▸ Your assignment: Provide only the number of lines in the listing that contain the word "image".

▸ Supplied records:

#####

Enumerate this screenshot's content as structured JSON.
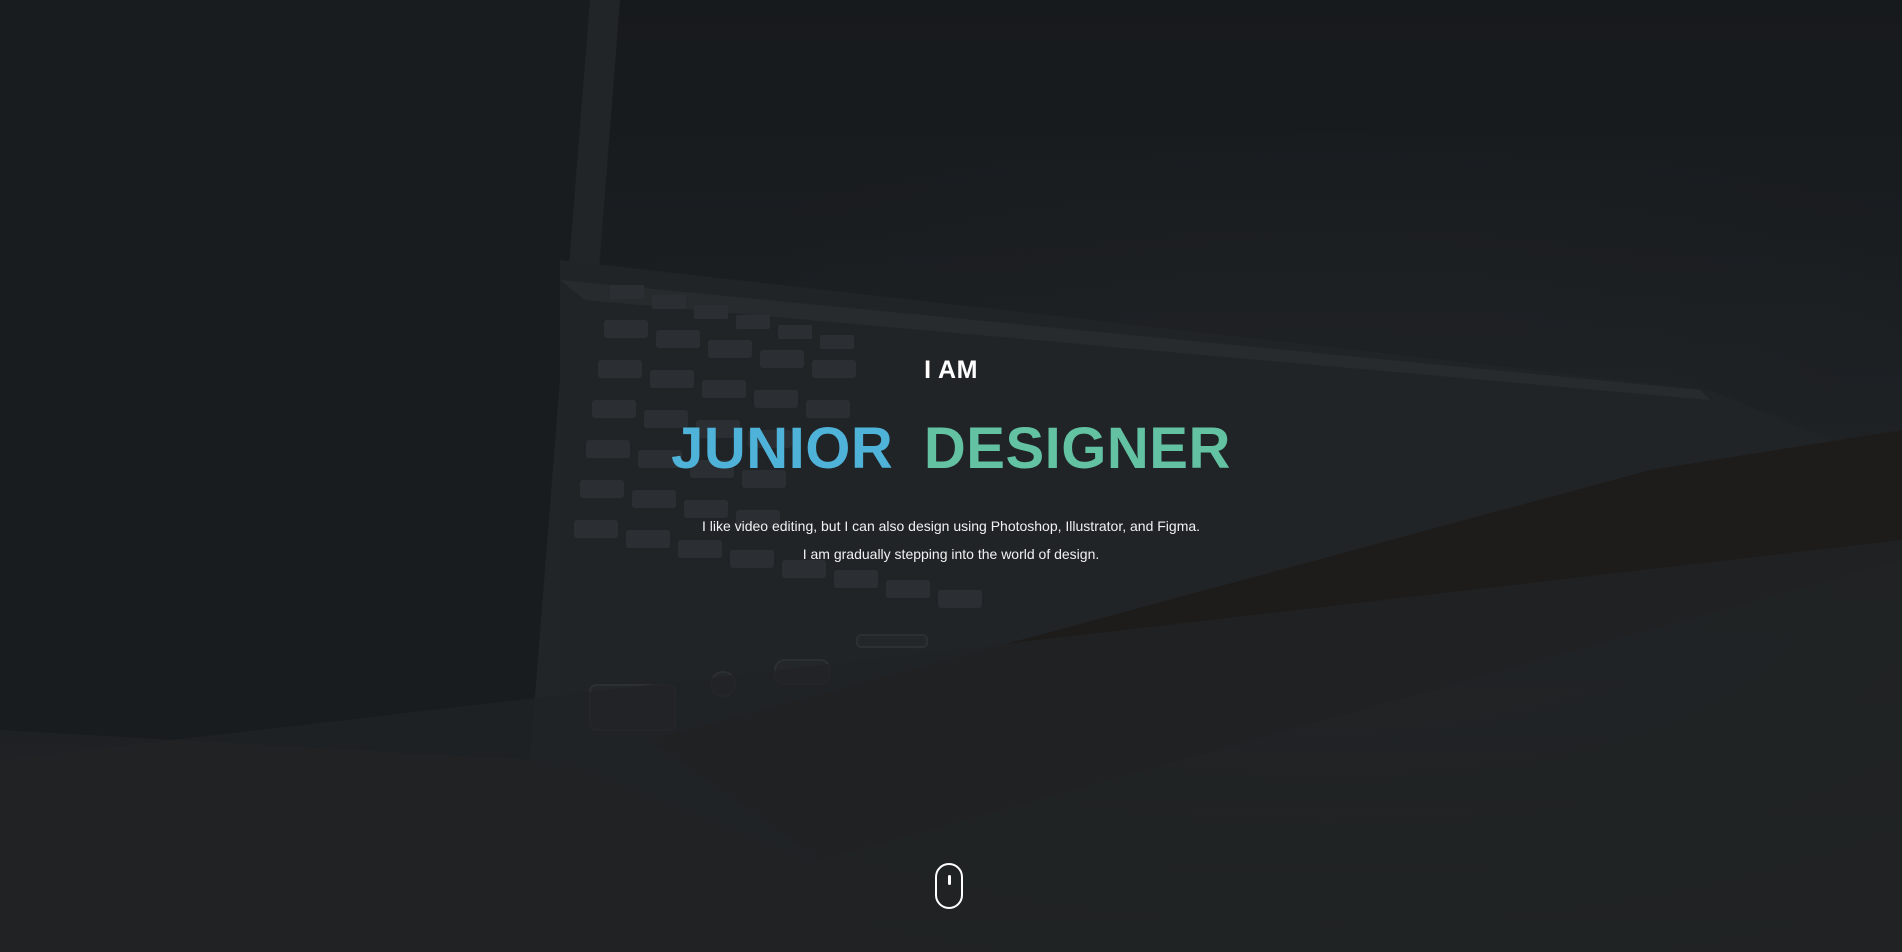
{
  "hero": {
    "kicker": "I AM",
    "title_word1": "JUNIOR",
    "title_word2": "DESIGNER",
    "desc_line1": "I like video editing, but I can also design using Photoshop, Illustrator, and Figma.",
    "desc_line2": "I am gradually stepping into the world of design."
  },
  "colors": {
    "accent_blue": "#4fb3d9",
    "accent_green": "#62c2a2",
    "text": "#ffffff",
    "background": "#1c1f22"
  },
  "icons": {
    "scroll_indicator": "mouse-scroll-icon"
  }
}
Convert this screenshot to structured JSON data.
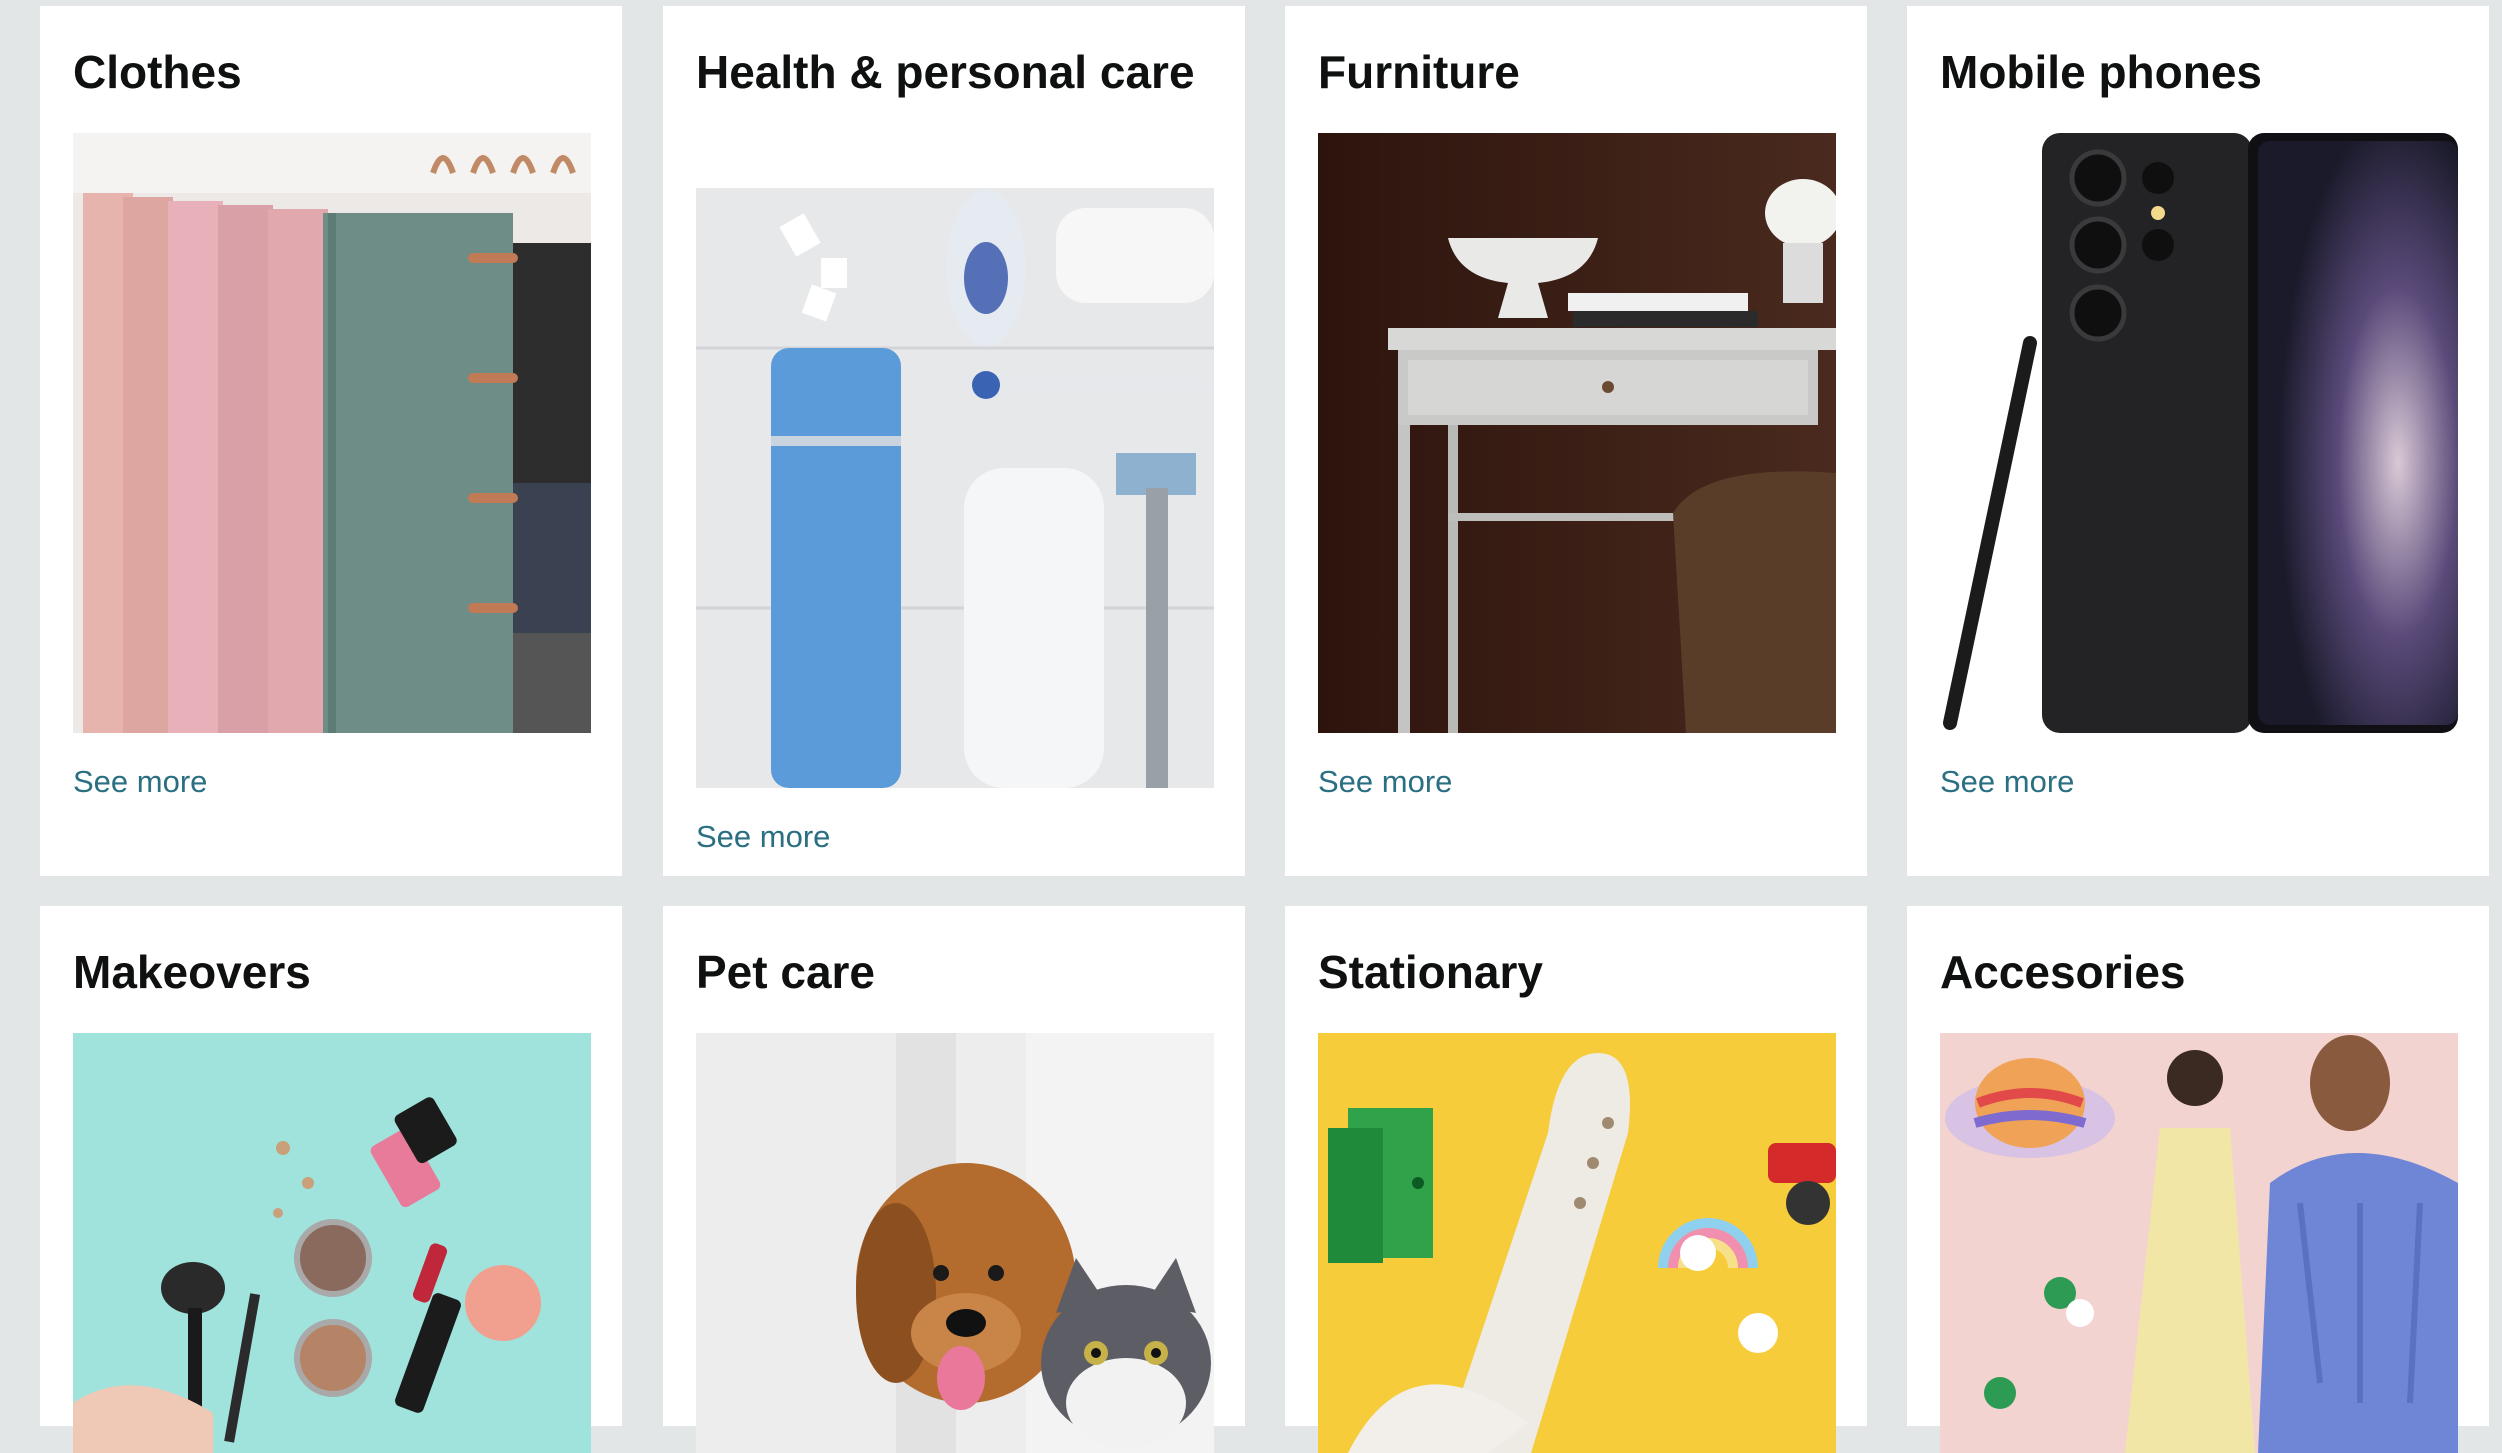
{
  "cards": [
    {
      "title": "Clothes",
      "link": "See more",
      "image": "folded-scarves-on-hanger"
    },
    {
      "title": "Health & personal care",
      "link": "See more",
      "image": "toiletries-flat-lay"
    },
    {
      "title": "Furniture",
      "link": "See more",
      "image": "grey-desk-with-bowl"
    },
    {
      "title": "Mobile phones",
      "link": "See more",
      "image": "smartphone-with-stylus"
    },
    {
      "title": "Makeovers",
      "image": "makeup-products"
    },
    {
      "title": "Pet care",
      "image": "dog-and-cat"
    },
    {
      "title": "Stationary",
      "image": "toy-airplane-on-yellow"
    },
    {
      "title": "Accesories",
      "image": "hat-and-dresses"
    }
  ],
  "colors": {
    "page_bg": "#e3e6e6",
    "card_bg": "#ffffff",
    "link": "#2a6f82",
    "title": "#0f1111"
  }
}
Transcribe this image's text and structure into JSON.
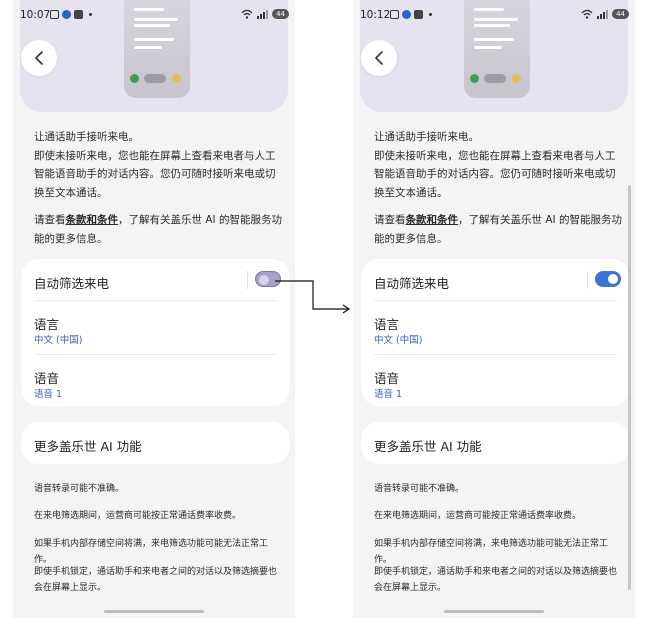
{
  "left": {
    "status_time": "10:07",
    "toggle_state": "off",
    "battery": "44"
  },
  "right": {
    "status_time": "10:12",
    "toggle_state": "on",
    "battery": "44"
  },
  "content": {
    "intro": "让通话助手接听来电。\n即使未接听来电，您也能在屏幕上查看来电者与人工智能语音助手的对话内容。您仍可随时接听来电或切换至文本通话。",
    "terms_prefix": "请查看",
    "terms_link": "条款和条件",
    "terms_suffix": "，了解有关盖乐世 AI 的智能服务功能的更多信息。",
    "auto_screen_label": "自动筛选来电",
    "language_label": "语言",
    "language_value": "中文 (中国)",
    "voice_label": "语音",
    "voice_value": "语音 1",
    "more_ai_label": "更多盖乐世 AI 功能",
    "note1": "语音转录可能不准确。",
    "note2": "在来电筛选期间，运营商可能按正常通话费率收费。",
    "note3": "如果手机内部存储空间将满，来电筛选功能可能无法正常工作。",
    "note4": "即使手机锁定，通话助手和来电者之间的对话以及筛选摘要也会在屏幕上显示。"
  },
  "colors": {
    "toggle_on": "#3d74d8",
    "toggle_off": "#a99fcc",
    "link_blue": "#3a5fb5",
    "background": "#f6f3f6",
    "card": "#ffffff"
  },
  "icons": [
    "back-arrow-icon",
    "wifi-icon",
    "signal-icon",
    "battery-icon",
    "arrow-connector-icon"
  ]
}
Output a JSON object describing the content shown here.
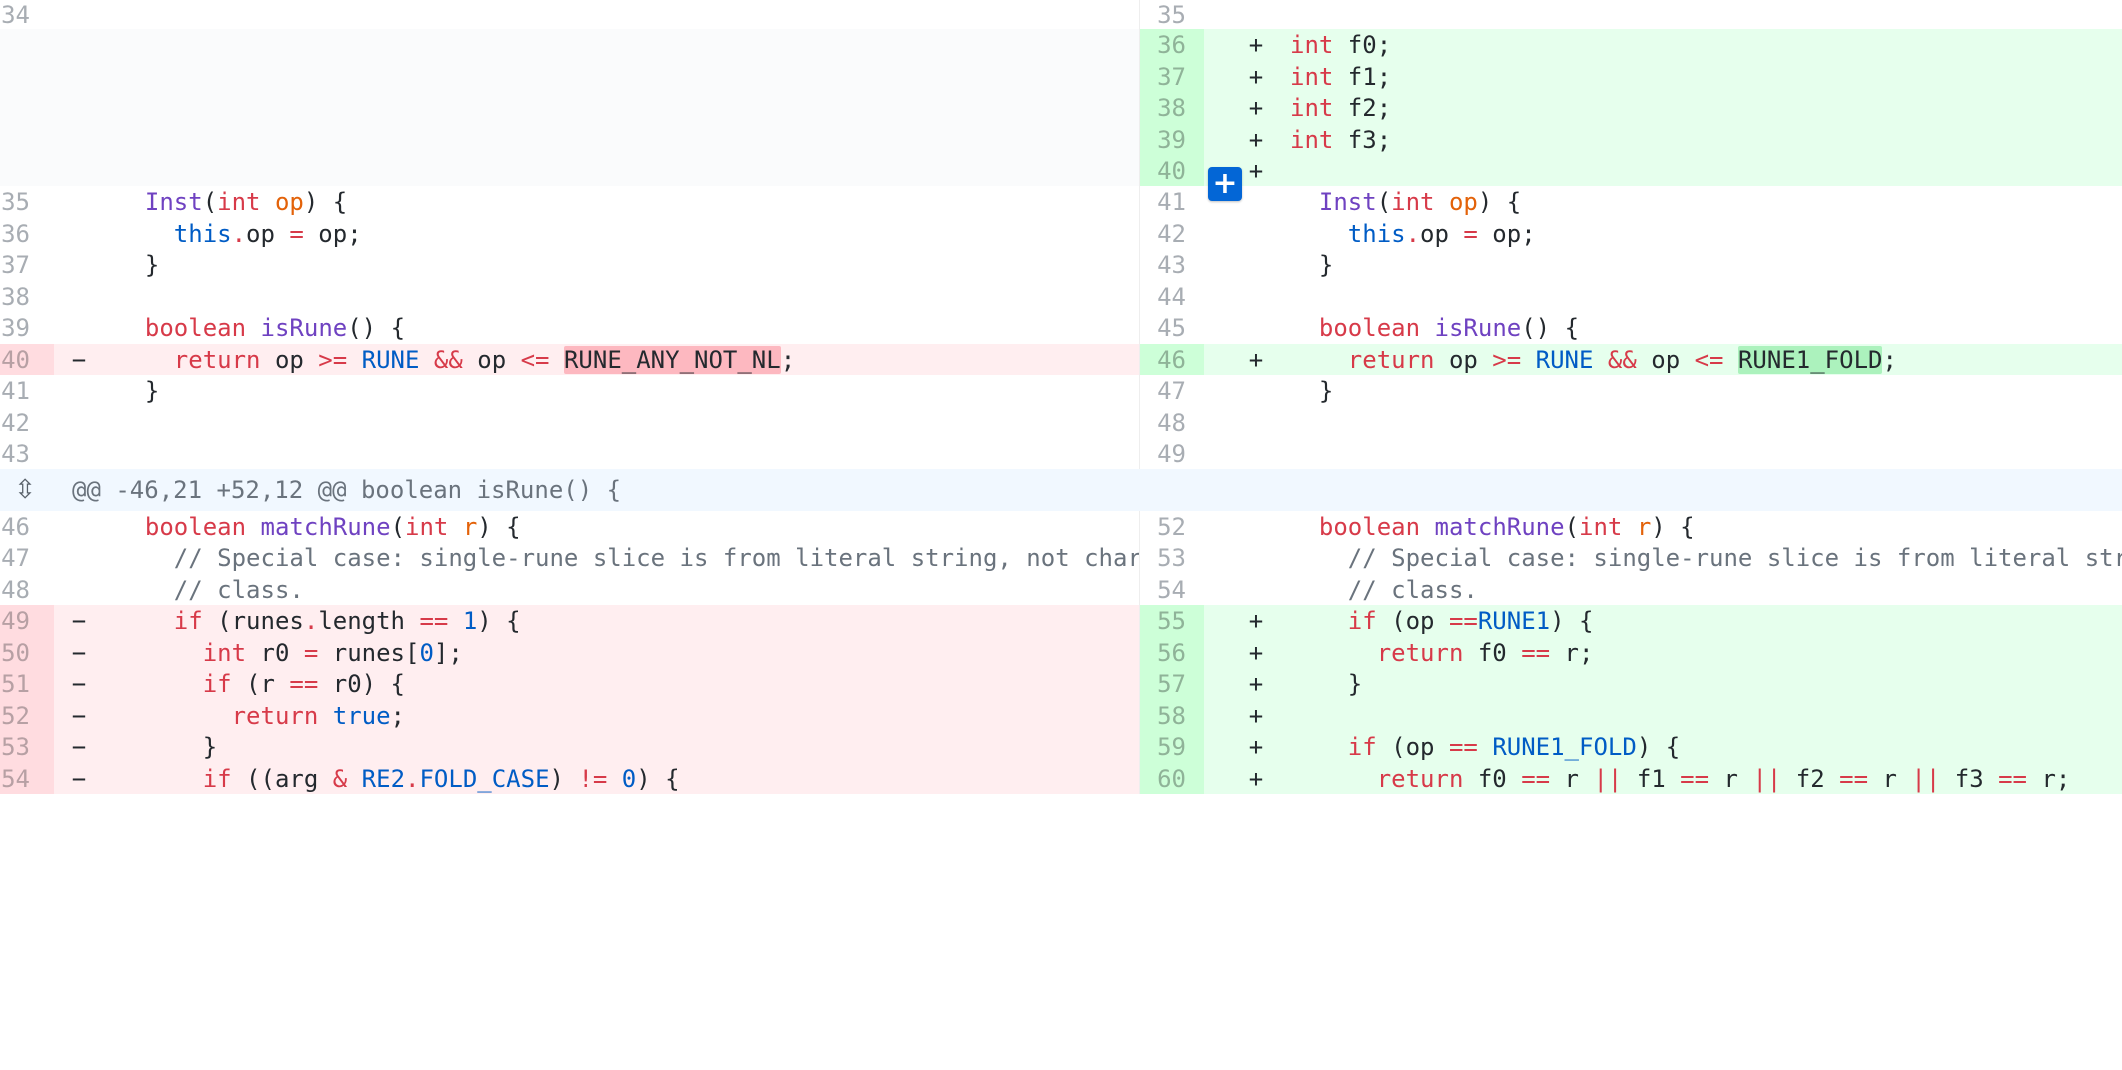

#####

▸ Reply to the exercise: 9